_Exercise objective_
Set down every record below exactly as it stands, leaving out the pictures.

Dataset rows describing interfaces
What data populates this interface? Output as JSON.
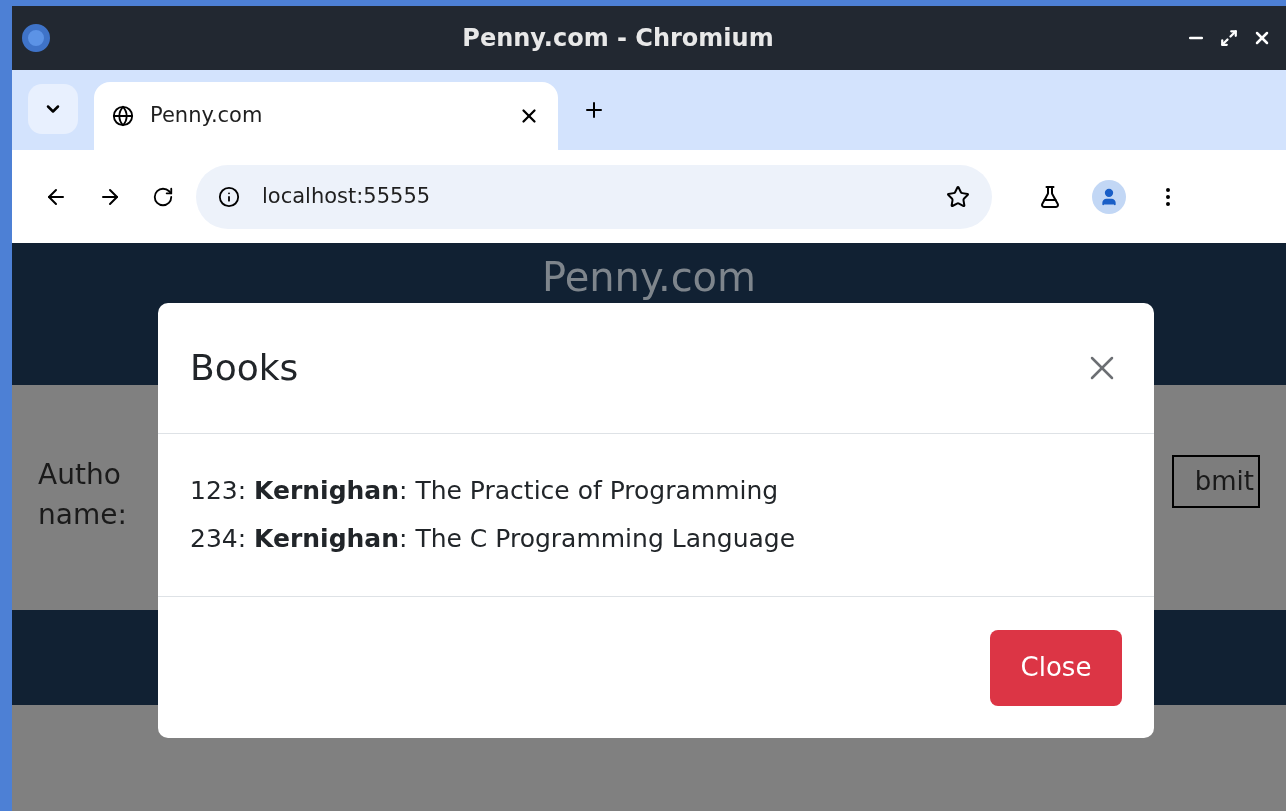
{
  "window": {
    "title": "Penny.com - Chromium"
  },
  "tabs": [
    {
      "label": "Penny.com",
      "selected": true
    }
  ],
  "address_bar": {
    "value": "localhost:55555"
  },
  "page": {
    "header_title": "Penny.com",
    "form_label": [
      "Autho",
      "name:"
    ],
    "submit_button": "bmit"
  },
  "modal": {
    "title": "Books",
    "items": [
      "123: **Kernighan**: The Practice of Programming",
      "234: **Kernighan**: The C Programming Language"
    ],
    "close_button": "Close"
  }
}
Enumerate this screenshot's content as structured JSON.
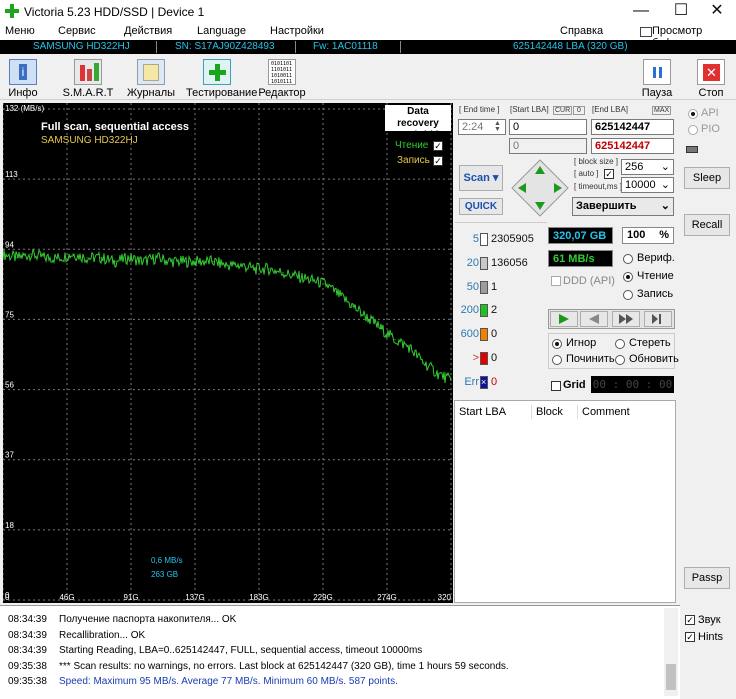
{
  "window": {
    "title": "Victoria 5.23 HDD/SSD | Device 1",
    "minimize": "—",
    "maximize": "☐",
    "close": "✕"
  },
  "menu": [
    "Меню",
    "Сервис",
    "Действия",
    "Language",
    "Настройки",
    "Справка"
  ],
  "clipboard": "Просмотр буфера",
  "info": {
    "model": "SAMSUNG HD322HJ",
    "sn": "SN: S17AJ90Z428493",
    "fw": "Fw: 1AC01118",
    "lba": "625142448 LBA (320 GB)"
  },
  "toolbar": {
    "info": "Инфо",
    "smart": "S.M.A.R.T",
    "journals": "Журналы",
    "testing": "Тестирование",
    "editor": "Редактор",
    "pause": "Пауза",
    "stop": "Стоп",
    "editor_icon_text": "0101101\n1101011\n1010011\n1010111"
  },
  "graph": {
    "title": "Full scan, sequential access",
    "subtitle": "SAMSUNG HD322HJ",
    "unit": "132 (MB/s)",
    "brand1": "Data recovery",
    "brand2": "www.hdd.by",
    "read": "Чтение",
    "write": "Запись",
    "cur_speed": "0,6 MB/s",
    "cur_pos": "263 GB"
  },
  "chart_data": {
    "type": "line",
    "title": "Full scan, sequential access",
    "ylabel": "MB/s",
    "ylim": [
      0,
      132
    ],
    "xlim": [
      0,
      320
    ],
    "y_ticks": [
      "113",
      "94",
      "75",
      "56",
      "37",
      "18",
      "0"
    ],
    "x_ticks": [
      "0",
      "46G",
      "91G",
      "137G",
      "183G",
      "229G",
      "274G",
      "320"
    ],
    "series": [
      {
        "name": "Чтение",
        "color": "#33cc33",
        "x": [
          0,
          10,
          20,
          30,
          40,
          50,
          60,
          70,
          80,
          90,
          100,
          110,
          120,
          130,
          140,
          150,
          160,
          170,
          180,
          190,
          200,
          210,
          220,
          230,
          240,
          250,
          260,
          270,
          280,
          290,
          300,
          310,
          320
        ],
        "y": [
          93,
          92,
          93,
          92,
          92,
          93,
          92,
          92,
          91,
          92,
          91,
          92,
          91,
          91,
          91,
          91,
          90,
          90,
          89,
          89,
          88,
          87,
          86,
          85,
          82,
          79,
          76,
          73,
          70,
          68,
          64,
          61,
          59
        ]
      }
    ]
  },
  "controls": {
    "end_time_label": "[ End time ]",
    "end_time": "2:24",
    "start_lba_label": "[Start LBA]",
    "cur": "CUR",
    "cur_val": "0",
    "end_lba_label": "[End LBA]",
    "max": "MAX",
    "start_lba": "0",
    "start_lba2": "0",
    "end_lba": "625142447",
    "end_lba2": "625142447",
    "scan": "Scan",
    "quick": "QUICK",
    "block_size_label": "[ block size ]",
    "auto_label": "[ auto ]",
    "timeout_label": "[ timeout,ms ]",
    "block_size": "256",
    "timeout": "10000",
    "finish": "Завершить"
  },
  "blocks": [
    {
      "ms": "5",
      "count": "2305905",
      "color": "#ffffff"
    },
    {
      "ms": "20",
      "count": "136056",
      "color": "#c8c8c8"
    },
    {
      "ms": "50",
      "count": "1",
      "color": "#9c9c9c"
    },
    {
      "ms": "200",
      "count": "2",
      "color": "#22c022"
    },
    {
      "ms": "600",
      "count": "0",
      "color": "#f08000"
    },
    {
      "ms": ">",
      "count": "0",
      "color": "#e00000"
    },
    {
      "ms": "Err",
      "count": "0",
      "color": "#1010a0"
    }
  ],
  "stats": {
    "size": "320,07 GB",
    "percent": "100",
    "pct_sign": "%",
    "speed": "61 MB/s",
    "ddd": "DDD (API)"
  },
  "modes": {
    "verify": "Вериф.",
    "read": "Чтение",
    "write": "Запись"
  },
  "actions": {
    "ignore": "Игнор",
    "erase": "Стереть",
    "repair": "Починить",
    "refresh": "Обновить"
  },
  "grid": {
    "label": "Grid",
    "timer": "00 : 00 : 00"
  },
  "table": {
    "col1": "Start LBA",
    "col2": "Block",
    "col3": "Comment"
  },
  "right": {
    "api": "API",
    "pio": "PIO",
    "sleep": "Sleep",
    "recall": "Recall",
    "passp": "Passp",
    "sound": "Звук",
    "hints": "Hints"
  },
  "log": [
    {
      "t": "08:34:39",
      "m": "Получение паспорта накопителя... OK",
      "c": "#000000"
    },
    {
      "t": "08:34:39",
      "m": "Recallibration... OK",
      "c": "#000000"
    },
    {
      "t": "08:34:39",
      "m": "Starting Reading, LBA=0..625142447, FULL, sequential access, timeout 10000ms",
      "c": "#000000"
    },
    {
      "t": "09:35:38",
      "m": "*** Scan results: no warnings, no errors. Last block at 625142447 (320 GB), time 1 hours 59 seconds.",
      "c": "#000000"
    },
    {
      "t": "09:35:38",
      "m": "Speed: Maximum 95 MB/s. Average 77 MB/s. Minimum 60 MB/s. 587 points.",
      "c": "#1a3cb0"
    }
  ]
}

_Task answer_
What data populates this interface? Output as JSON.
{
  "window": {
    "title": "Penny.com - Chromium"
  },
  "tabs": [
    {
      "label": "Penny.com",
      "selected": true
    }
  ],
  "address_bar": {
    "value": "localhost:55555"
  },
  "page": {
    "header_title": "Penny.com",
    "form_label": [
      "Autho",
      "name:"
    ],
    "submit_button": "bmit"
  },
  "modal": {
    "title": "Books",
    "items": [
      "123: **Kernighan**: The Practice of Programming",
      "234: **Kernighan**: The C Programming Language"
    ],
    "close_button": "Close"
  }
}
Enumerate this screenshot's content as structured JSON.
{
  "window": {
    "title": "Victoria 5.23 HDD/SSD | Device 1",
    "minimize": "—",
    "maximize": "☐",
    "close": "✕"
  },
  "menu": [
    "Меню",
    "Сервис",
    "Действия",
    "Language",
    "Настройки",
    "Справка"
  ],
  "clipboard": "Просмотр буфера",
  "info": {
    "model": "SAMSUNG HD322HJ",
    "sn": "SN: S17AJ90Z428493",
    "fw": "Fw: 1AC01118",
    "lba": "625142448 LBA (320 GB)"
  },
  "toolbar": {
    "info": "Инфо",
    "smart": "S.M.A.R.T",
    "journals": "Журналы",
    "testing": "Тестирование",
    "editor": "Редактор",
    "pause": "Пауза",
    "stop": "Стоп",
    "editor_icon_text": "0101101\n1101011\n1010011\n1010111"
  },
  "graph": {
    "title": "Full scan, sequential access",
    "subtitle": "SAMSUNG HD322HJ",
    "unit": "132 (MB/s)",
    "brand1": "Data recovery",
    "brand2": "www.hdd.by",
    "read": "Чтение",
    "write": "Запись",
    "cur_speed": "0,6 MB/s",
    "cur_pos": "263 GB"
  },
  "chart_data": {
    "type": "line",
    "title": "Full scan, sequential access",
    "ylabel": "MB/s",
    "ylim": [
      0,
      132
    ],
    "xlim": [
      0,
      320
    ],
    "y_ticks": [
      "113",
      "94",
      "75",
      "56",
      "37",
      "18",
      "0"
    ],
    "x_ticks": [
      "0",
      "46G",
      "91G",
      "137G",
      "183G",
      "229G",
      "274G",
      "320"
    ],
    "series": [
      {
        "name": "Чтение",
        "color": "#33cc33",
        "x": [
          0,
          10,
          20,
          30,
          40,
          50,
          60,
          70,
          80,
          90,
          100,
          110,
          120,
          130,
          140,
          150,
          160,
          170,
          180,
          190,
          200,
          210,
          220,
          230,
          240,
          250,
          260,
          270,
          280,
          290,
          300,
          310,
          320
        ],
        "y": [
          93,
          92,
          93,
          92,
          92,
          93,
          92,
          92,
          91,
          92,
          91,
          92,
          91,
          91,
          91,
          91,
          90,
          90,
          89,
          89,
          88,
          87,
          86,
          85,
          82,
          79,
          76,
          73,
          70,
          68,
          64,
          61,
          59
        ]
      }
    ]
  },
  "controls": {
    "end_time_label": "[ End time ]",
    "end_time": "2:24",
    "start_lba_label": "[Start LBA]",
    "cur": "CUR",
    "cur_val": "0",
    "end_lba_label": "[End LBA]",
    "max": "MAX",
    "start_lba": "0",
    "start_lba2": "0",
    "end_lba": "625142447",
    "end_lba2": "625142447",
    "scan": "Scan",
    "quick": "QUICK",
    "block_size_label": "[ block size ]",
    "auto_label": "[ auto ]",
    "timeout_label": "[ timeout,ms ]",
    "block_size": "256",
    "timeout": "10000",
    "finish": "Завершить"
  },
  "blocks": [
    {
      "ms": "5",
      "count": "2305905",
      "color": "#ffffff"
    },
    {
      "ms": "20",
      "count": "136056",
      "color": "#c8c8c8"
    },
    {
      "ms": "50",
      "count": "1",
      "color": "#9c9c9c"
    },
    {
      "ms": "200",
      "count": "2",
      "color": "#22c022"
    },
    {
      "ms": "600",
      "count": "0",
      "color": "#f08000"
    },
    {
      "ms": ">",
      "count": "0",
      "color": "#e00000"
    },
    {
      "ms": "Err",
      "count": "0",
      "color": "#1010a0"
    }
  ],
  "stats": {
    "size": "320,07 GB",
    "percent": "100",
    "pct_sign": "%",
    "speed": "61 MB/s",
    "ddd": "DDD (API)"
  },
  "modes": {
    "verify": "Вериф.",
    "read": "Чтение",
    "write": "Запись"
  },
  "actions": {
    "ignore": "Игнор",
    "erase": "Стереть",
    "repair": "Починить",
    "refresh": "Обновить"
  },
  "grid": {
    "label": "Grid",
    "timer": "00 : 00 : 00"
  },
  "table": {
    "col1": "Start LBA",
    "col2": "Block",
    "col3": "Comment"
  },
  "right": {
    "api": "API",
    "pio": "PIO",
    "sleep": "Sleep",
    "recall": "Recall",
    "passp": "Passp",
    "sound": "Звук",
    "hints": "Hints"
  },
  "log": [
    {
      "t": "08:34:39",
      "m": "Получение паспорта накопителя... OK",
      "c": "#000000"
    },
    {
      "t": "08:34:39",
      "m": "Recallibration... OK",
      "c": "#000000"
    },
    {
      "t": "08:34:39",
      "m": "Starting Reading, LBA=0..625142447, FULL, sequential access, timeout 10000ms",
      "c": "#000000"
    },
    {
      "t": "09:35:38",
      "m": "*** Scan results: no warnings, no errors. Last block at 625142447 (320 GB), time 1 hours 59 seconds.",
      "c": "#000000"
    },
    {
      "t": "09:35:38",
      "m": "Speed: Maximum 95 MB/s. Average 77 MB/s. Minimum 60 MB/s. 587 points.",
      "c": "#1a3cb0"
    }
  ]
}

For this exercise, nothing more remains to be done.